▶ [DIRECTIONS]:
Pictures stay out; please output the remaining data exactly.

▶ [STORED DATA]:
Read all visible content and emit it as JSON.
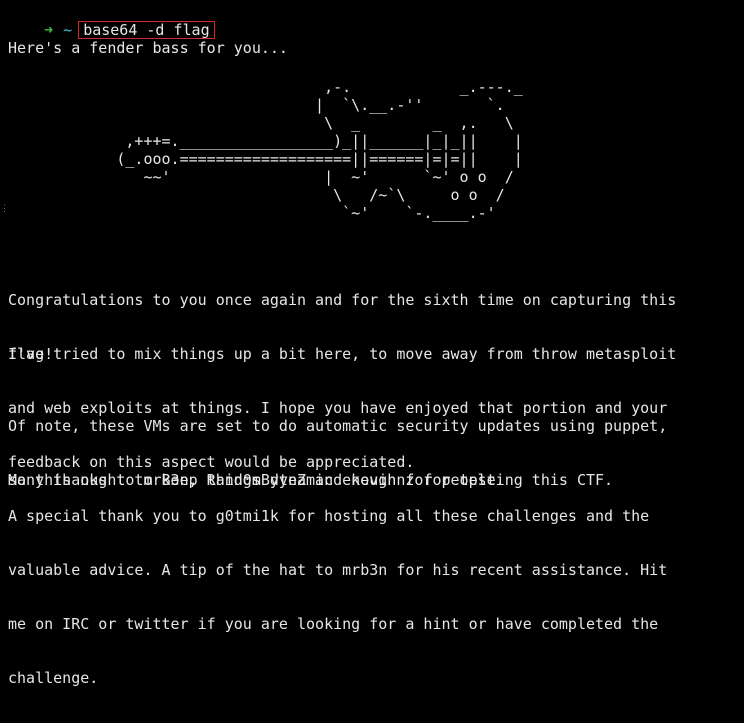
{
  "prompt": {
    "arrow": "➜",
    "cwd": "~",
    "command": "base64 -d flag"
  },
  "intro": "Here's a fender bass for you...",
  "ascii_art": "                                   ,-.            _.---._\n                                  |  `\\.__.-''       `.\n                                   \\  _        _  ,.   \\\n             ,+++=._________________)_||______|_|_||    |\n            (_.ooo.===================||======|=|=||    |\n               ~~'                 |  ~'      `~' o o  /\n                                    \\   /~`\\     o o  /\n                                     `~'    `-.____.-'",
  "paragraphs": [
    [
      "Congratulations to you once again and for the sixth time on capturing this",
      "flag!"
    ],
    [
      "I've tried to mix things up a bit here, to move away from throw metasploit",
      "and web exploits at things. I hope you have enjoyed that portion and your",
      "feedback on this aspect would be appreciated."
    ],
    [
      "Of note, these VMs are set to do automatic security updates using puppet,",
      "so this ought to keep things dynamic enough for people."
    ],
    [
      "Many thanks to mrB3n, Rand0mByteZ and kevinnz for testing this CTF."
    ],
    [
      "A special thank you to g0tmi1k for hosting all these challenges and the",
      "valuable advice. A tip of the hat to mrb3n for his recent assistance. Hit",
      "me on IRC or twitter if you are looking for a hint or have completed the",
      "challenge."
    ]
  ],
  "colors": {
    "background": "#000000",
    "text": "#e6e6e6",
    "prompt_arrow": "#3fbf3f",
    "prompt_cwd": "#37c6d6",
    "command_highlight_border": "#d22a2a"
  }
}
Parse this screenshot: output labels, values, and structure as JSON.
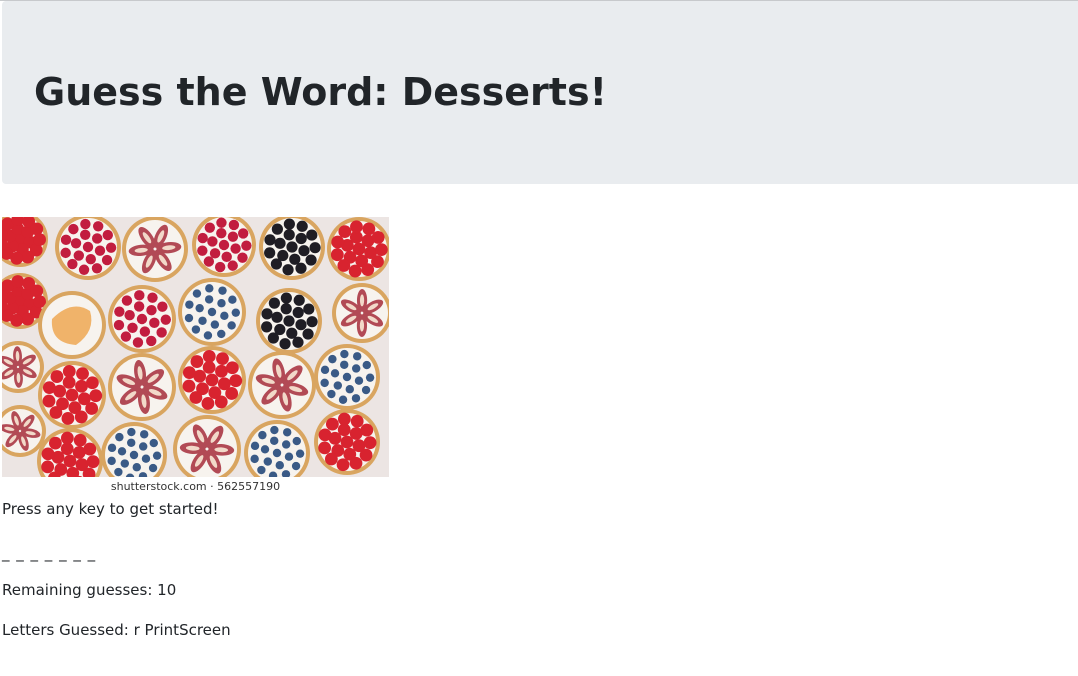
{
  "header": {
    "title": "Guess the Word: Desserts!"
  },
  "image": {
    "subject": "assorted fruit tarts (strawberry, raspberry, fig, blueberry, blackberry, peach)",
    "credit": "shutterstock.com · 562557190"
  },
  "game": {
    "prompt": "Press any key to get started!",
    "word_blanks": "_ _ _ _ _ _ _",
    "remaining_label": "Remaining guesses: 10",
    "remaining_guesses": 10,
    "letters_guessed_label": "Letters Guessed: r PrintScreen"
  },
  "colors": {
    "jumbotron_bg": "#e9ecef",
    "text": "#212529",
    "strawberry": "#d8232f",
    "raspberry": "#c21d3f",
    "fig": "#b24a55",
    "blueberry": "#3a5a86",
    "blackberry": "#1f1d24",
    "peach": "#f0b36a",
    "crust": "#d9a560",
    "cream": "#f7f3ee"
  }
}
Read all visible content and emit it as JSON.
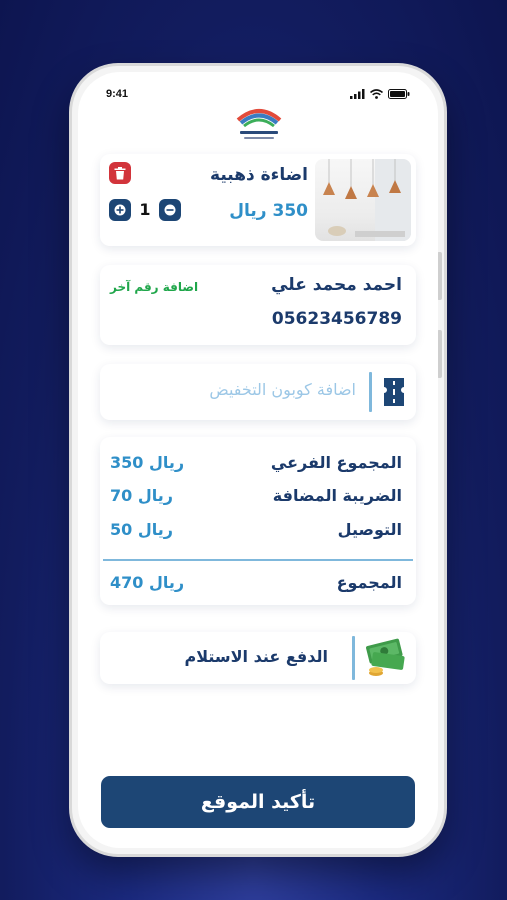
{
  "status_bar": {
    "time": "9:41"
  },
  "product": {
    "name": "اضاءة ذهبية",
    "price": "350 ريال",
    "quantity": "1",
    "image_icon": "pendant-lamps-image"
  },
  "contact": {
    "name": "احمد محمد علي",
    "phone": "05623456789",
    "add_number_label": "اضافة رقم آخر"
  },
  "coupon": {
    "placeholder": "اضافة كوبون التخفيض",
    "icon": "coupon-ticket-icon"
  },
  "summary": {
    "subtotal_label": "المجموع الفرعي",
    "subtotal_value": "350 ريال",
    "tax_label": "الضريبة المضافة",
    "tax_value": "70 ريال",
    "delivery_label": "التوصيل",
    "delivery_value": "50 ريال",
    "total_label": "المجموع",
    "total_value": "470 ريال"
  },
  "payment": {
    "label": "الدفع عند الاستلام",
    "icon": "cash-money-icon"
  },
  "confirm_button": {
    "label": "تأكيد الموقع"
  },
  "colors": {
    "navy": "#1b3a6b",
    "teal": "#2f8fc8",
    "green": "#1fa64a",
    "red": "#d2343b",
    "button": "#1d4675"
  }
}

▶ [OUTPUT OF THE TASK]:
Read all visible content and emit it as JSON.
{
  "prompt": {
    "arrow": "➜",
    "cwd": "~",
    "command": "base64 -d flag"
  },
  "intro": "Here's a fender bass for you...",
  "ascii_art": "                                   ,-.            _.---._\n                                  |  `\\.__.-''       `.\n                                   \\  _        _  ,.   \\\n             ,+++=._________________)_||______|_|_||    |\n            (_.ooo.===================||======|=|=||    |\n               ~~'                 |  ~'      `~' o o  /\n                                    \\   /~`\\     o o  /\n                                     `~'    `-.____.-'",
  "paragraphs": [
    [
      "Congratulations to you once again and for the sixth time on capturing this",
      "flag!"
    ],
    [
      "I've tried to mix things up a bit here, to move away from throw metasploit",
      "and web exploits at things. I hope you have enjoyed that portion and your",
      "feedback on this aspect would be appreciated."
    ],
    [
      "Of note, these VMs are set to do automatic security updates using puppet,",
      "so this ought to keep things dynamic enough for people."
    ],
    [
      "Many thanks to mrB3n, Rand0mByteZ and kevinnz for testing this CTF."
    ],
    [
      "A special thank you to g0tmi1k for hosting all these challenges and the",
      "valuable advice. A tip of the hat to mrb3n for his recent assistance. Hit",
      "me on IRC or twitter if you are looking for a hint or have completed the",
      "challenge."
    ]
  ],
  "colors": {
    "background": "#000000",
    "text": "#e6e6e6",
    "prompt_arrow": "#3fbf3f",
    "prompt_cwd": "#37c6d6",
    "command_highlight_border": "#d22a2a"
  }
}
Parse this screenshot: output labels, values, and structure as JSON.
{
  "header": {
    "title": "Guess the Word: Desserts!"
  },
  "image": {
    "subject": "assorted fruit tarts (strawberry, raspberry, fig, blueberry, blackberry, peach)",
    "credit": "shutterstock.com · 562557190"
  },
  "game": {
    "prompt": "Press any key to get started!",
    "word_blanks": "_ _ _ _ _ _ _",
    "remaining_label": "Remaining guesses: 10",
    "remaining_guesses": 10,
    "letters_guessed_label": "Letters Guessed: r PrintScreen"
  },
  "colors": {
    "jumbotron_bg": "#e9ecef",
    "text": "#212529",
    "strawberry": "#d8232f",
    "raspberry": "#c21d3f",
    "fig": "#b24a55",
    "blueberry": "#3a5a86",
    "blackberry": "#1f1d24",
    "peach": "#f0b36a",
    "crust": "#d9a560",
    "cream": "#f7f3ee"
  }
}
Read all visible content and emit it as JSON.
{
  "status_bar": {
    "time": "9:41"
  },
  "product": {
    "name": "اضاءة ذهبية",
    "price": "350 ريال",
    "quantity": "1",
    "image_icon": "pendant-lamps-image"
  },
  "contact": {
    "name": "احمد محمد علي",
    "phone": "05623456789",
    "add_number_label": "اضافة رقم آخر"
  },
  "coupon": {
    "placeholder": "اضافة كوبون التخفيض",
    "icon": "coupon-ticket-icon"
  },
  "summary": {
    "subtotal_label": "المجموع الفرعي",
    "subtotal_value": "350 ريال",
    "tax_label": "الضريبة المضافة",
    "tax_value": "70 ريال",
    "delivery_label": "التوصيل",
    "delivery_value": "50 ريال",
    "total_label": "المجموع",
    "total_value": "470 ريال"
  },
  "payment": {
    "label": "الدفع عند الاستلام",
    "icon": "cash-money-icon"
  },
  "confirm_button": {
    "label": "تأكيد الموقع"
  },
  "colors": {
    "navy": "#1b3a6b",
    "teal": "#2f8fc8",
    "green": "#1fa64a",
    "red": "#d2343b",
    "button": "#1d4675"
  }
}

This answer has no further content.